DATA EXCERPTS Start Marker

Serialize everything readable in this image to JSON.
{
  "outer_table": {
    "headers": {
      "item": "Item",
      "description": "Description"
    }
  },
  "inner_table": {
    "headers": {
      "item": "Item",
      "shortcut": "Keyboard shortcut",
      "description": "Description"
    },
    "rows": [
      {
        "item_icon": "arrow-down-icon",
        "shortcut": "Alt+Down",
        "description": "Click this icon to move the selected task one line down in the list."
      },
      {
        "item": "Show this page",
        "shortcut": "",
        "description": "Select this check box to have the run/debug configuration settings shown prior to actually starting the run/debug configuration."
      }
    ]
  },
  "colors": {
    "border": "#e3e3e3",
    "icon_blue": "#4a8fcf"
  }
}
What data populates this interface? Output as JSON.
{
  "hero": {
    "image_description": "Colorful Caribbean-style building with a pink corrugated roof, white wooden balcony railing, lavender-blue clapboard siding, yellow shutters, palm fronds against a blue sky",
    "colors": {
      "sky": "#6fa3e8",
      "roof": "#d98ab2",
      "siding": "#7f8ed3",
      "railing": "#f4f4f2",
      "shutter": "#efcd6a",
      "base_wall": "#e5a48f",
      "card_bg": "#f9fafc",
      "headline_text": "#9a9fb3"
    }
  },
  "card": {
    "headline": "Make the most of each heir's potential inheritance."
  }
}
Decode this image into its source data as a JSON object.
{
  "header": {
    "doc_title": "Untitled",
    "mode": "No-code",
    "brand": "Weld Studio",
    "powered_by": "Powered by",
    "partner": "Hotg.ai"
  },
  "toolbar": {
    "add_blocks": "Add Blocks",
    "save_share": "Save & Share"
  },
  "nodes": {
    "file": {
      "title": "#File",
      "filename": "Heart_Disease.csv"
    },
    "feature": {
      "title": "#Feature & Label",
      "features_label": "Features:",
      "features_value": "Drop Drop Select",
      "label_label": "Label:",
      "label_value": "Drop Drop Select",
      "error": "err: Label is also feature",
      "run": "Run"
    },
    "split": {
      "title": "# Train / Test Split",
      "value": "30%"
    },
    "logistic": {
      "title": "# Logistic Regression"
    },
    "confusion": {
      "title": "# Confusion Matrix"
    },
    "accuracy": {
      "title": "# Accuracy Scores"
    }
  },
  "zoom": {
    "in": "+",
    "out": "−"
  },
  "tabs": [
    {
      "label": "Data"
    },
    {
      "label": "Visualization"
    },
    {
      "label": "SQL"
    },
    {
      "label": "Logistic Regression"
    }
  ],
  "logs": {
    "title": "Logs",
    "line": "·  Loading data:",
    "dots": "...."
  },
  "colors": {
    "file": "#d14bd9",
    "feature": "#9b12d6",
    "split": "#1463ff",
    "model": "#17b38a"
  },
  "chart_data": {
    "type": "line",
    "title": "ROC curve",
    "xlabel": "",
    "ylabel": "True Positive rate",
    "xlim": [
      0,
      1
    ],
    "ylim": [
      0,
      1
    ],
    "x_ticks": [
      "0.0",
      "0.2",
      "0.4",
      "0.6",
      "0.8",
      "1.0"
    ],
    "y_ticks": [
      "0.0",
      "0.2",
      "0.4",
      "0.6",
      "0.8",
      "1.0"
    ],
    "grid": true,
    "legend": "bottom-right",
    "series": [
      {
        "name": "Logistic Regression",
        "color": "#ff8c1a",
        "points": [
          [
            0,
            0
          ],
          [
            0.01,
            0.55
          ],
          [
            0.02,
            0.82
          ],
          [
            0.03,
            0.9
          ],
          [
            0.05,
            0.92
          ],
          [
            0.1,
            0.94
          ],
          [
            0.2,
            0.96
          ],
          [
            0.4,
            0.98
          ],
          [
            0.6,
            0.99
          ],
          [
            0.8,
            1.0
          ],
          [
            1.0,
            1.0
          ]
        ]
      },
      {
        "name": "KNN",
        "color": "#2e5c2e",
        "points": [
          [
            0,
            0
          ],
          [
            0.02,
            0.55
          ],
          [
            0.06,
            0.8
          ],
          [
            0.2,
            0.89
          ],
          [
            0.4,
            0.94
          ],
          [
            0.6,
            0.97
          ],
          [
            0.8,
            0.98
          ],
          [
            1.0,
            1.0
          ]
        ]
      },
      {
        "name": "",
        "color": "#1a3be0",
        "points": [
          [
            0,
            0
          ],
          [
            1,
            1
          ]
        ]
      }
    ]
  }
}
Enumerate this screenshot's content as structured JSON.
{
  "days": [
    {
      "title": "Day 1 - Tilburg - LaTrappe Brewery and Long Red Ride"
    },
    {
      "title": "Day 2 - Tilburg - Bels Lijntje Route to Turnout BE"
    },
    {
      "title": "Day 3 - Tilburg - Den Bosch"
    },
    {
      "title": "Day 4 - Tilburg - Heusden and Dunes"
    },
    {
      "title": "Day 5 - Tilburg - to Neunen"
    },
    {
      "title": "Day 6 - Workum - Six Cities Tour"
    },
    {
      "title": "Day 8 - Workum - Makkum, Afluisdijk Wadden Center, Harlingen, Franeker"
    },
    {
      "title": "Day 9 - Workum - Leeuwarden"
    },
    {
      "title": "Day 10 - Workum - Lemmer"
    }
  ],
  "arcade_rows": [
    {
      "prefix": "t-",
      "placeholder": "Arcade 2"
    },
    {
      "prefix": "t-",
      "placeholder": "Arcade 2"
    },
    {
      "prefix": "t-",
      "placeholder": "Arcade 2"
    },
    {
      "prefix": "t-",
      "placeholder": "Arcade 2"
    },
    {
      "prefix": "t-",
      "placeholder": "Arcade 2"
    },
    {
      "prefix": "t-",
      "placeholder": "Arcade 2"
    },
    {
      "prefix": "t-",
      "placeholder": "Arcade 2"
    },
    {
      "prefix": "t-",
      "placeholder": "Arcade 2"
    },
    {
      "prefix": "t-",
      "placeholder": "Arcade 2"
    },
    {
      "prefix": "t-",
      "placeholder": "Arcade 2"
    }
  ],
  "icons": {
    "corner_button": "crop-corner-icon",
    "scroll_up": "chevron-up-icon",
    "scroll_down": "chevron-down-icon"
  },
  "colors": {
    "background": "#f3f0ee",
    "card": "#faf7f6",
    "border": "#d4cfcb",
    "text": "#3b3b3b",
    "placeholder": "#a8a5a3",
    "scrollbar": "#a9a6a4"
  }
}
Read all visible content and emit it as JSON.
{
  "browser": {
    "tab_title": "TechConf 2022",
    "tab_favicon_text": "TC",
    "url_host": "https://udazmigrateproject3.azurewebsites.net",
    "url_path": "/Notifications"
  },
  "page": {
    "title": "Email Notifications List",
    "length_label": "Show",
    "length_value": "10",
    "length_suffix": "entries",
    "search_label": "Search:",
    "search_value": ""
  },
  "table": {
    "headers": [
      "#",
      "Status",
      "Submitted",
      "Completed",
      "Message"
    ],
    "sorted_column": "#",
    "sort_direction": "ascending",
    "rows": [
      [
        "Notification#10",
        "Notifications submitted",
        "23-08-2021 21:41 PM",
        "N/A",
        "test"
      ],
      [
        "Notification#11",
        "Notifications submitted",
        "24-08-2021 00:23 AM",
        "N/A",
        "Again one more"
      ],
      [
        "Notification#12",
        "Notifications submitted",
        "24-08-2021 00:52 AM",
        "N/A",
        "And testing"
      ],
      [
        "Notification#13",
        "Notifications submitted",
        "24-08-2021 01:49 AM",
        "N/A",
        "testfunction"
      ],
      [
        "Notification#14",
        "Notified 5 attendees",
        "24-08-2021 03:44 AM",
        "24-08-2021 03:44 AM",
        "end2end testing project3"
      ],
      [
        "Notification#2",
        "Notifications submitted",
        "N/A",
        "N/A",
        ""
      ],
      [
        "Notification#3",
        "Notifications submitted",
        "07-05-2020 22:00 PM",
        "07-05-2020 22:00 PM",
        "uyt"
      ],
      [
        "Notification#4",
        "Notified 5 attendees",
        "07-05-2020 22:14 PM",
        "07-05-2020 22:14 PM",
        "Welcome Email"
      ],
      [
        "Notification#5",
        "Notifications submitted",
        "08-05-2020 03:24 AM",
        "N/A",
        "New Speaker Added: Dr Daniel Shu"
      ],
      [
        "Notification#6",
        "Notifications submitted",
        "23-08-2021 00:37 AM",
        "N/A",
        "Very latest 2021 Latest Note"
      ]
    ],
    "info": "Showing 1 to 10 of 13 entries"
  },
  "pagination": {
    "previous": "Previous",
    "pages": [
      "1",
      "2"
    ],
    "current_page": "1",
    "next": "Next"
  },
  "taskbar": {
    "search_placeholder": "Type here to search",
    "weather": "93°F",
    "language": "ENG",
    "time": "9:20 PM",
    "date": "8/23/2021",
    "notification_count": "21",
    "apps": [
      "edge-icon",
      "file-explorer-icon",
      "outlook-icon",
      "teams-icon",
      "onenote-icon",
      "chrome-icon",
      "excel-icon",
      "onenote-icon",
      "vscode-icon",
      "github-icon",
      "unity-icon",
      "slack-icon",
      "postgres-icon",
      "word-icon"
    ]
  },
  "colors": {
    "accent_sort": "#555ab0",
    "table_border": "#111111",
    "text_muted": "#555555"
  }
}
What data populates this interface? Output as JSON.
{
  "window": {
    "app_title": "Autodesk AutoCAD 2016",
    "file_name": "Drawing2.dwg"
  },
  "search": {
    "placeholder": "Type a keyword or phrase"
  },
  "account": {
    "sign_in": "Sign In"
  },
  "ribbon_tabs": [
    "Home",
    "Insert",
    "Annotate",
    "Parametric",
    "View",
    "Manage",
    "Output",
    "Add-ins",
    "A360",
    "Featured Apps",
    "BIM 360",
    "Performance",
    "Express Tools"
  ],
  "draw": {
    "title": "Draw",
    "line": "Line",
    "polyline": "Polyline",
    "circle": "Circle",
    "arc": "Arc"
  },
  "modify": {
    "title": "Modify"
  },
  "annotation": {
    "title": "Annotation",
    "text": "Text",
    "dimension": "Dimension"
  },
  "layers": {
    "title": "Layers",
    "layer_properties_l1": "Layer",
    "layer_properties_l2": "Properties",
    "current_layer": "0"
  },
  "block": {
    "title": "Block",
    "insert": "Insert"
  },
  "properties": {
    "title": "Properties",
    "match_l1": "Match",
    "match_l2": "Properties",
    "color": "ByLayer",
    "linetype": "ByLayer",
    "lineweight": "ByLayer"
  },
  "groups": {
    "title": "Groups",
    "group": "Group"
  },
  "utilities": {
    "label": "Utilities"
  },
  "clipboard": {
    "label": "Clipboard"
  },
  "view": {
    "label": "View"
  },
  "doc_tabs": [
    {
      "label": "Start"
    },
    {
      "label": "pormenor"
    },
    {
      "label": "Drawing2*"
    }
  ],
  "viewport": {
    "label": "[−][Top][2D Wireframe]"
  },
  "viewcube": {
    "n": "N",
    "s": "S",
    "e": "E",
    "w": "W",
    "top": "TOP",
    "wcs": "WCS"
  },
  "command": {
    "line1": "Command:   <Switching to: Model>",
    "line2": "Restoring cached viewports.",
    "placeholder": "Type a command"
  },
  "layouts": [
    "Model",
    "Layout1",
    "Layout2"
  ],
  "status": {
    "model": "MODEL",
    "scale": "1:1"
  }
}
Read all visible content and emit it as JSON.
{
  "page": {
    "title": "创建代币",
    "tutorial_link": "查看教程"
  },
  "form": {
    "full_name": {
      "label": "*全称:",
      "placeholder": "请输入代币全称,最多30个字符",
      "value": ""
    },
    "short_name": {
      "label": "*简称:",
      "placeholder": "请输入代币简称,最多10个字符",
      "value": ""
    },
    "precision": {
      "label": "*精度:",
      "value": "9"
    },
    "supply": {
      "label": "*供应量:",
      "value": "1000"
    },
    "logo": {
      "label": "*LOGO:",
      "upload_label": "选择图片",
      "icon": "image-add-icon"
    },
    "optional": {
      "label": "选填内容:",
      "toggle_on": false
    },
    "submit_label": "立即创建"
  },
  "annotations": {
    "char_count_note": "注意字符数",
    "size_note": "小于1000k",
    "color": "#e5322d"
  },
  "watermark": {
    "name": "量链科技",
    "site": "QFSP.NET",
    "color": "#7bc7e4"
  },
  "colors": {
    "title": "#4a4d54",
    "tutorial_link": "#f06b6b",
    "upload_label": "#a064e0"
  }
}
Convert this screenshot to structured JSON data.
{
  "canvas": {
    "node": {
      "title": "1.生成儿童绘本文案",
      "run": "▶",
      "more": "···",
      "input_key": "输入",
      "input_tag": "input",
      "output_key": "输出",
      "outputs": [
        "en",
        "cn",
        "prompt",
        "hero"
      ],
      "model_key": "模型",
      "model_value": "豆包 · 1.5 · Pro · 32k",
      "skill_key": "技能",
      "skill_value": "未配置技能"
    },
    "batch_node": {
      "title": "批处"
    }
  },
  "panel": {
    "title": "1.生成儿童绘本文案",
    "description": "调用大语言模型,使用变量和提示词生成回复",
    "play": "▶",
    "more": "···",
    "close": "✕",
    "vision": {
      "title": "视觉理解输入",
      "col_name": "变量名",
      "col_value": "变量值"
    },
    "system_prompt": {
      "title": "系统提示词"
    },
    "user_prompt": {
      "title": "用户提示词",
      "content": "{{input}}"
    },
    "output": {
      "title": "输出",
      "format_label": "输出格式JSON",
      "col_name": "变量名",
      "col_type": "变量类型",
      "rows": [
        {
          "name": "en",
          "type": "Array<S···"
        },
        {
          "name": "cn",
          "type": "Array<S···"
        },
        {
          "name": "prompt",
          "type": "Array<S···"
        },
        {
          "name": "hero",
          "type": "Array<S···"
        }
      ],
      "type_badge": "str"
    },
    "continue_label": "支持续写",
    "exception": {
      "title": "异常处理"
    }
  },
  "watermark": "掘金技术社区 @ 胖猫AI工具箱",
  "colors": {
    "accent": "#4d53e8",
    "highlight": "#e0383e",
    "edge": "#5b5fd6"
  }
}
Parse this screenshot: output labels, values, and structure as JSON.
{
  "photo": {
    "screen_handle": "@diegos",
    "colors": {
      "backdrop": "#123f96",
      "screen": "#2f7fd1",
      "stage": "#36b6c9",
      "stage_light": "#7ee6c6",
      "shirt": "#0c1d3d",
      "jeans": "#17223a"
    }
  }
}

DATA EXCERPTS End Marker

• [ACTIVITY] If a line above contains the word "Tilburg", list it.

• [SOLVED PROBLEM]
      "title": "Day 1 - Tilburg - LaTrappe Brewery and Long Red Ride"
      "title": "Day 2 - Tilburg - Bels Lijntje Route to Turnout BE"
      "title": "Day 3 - Tilburg - Den Bosch"
      "title": "Day 4 - Tilburg - Heusden and Dunes"
      "title": "Day 5 - Tilburg - to Neunen"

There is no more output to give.